■ What to do
Find every line in the records below that holds the word "label", and copy each one.

■ Data for review

_ _ _

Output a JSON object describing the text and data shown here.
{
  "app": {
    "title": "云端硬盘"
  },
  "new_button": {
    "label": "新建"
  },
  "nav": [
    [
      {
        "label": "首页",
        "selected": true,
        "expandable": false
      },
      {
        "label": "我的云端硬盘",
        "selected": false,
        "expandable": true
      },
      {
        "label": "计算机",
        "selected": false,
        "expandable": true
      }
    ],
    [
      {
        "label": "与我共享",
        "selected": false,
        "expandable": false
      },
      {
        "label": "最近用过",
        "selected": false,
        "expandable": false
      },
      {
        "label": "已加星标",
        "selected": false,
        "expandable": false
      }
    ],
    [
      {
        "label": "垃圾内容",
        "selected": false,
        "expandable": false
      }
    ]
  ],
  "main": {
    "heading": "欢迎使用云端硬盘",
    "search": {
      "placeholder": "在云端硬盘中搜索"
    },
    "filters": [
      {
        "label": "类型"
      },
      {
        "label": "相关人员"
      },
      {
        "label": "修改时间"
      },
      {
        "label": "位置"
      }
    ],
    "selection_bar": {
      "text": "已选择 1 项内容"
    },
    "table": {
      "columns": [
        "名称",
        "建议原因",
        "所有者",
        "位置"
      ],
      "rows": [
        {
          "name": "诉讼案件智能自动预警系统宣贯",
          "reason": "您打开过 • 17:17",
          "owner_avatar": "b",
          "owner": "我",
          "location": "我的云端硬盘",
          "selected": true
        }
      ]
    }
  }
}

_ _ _

■ Reply to the exercise
    "label": "新建"
        "label": "首页",
        "label": "我的云端硬盘",
        "label": "计算机",
        "label": "与我共享",
        "label": "最近用过",
        "label": "已加星标",
        "label": "垃圾内容",
        "label": "类型"
        "label": "相关人员"
        "label": "修改时间"
        "label": "位置"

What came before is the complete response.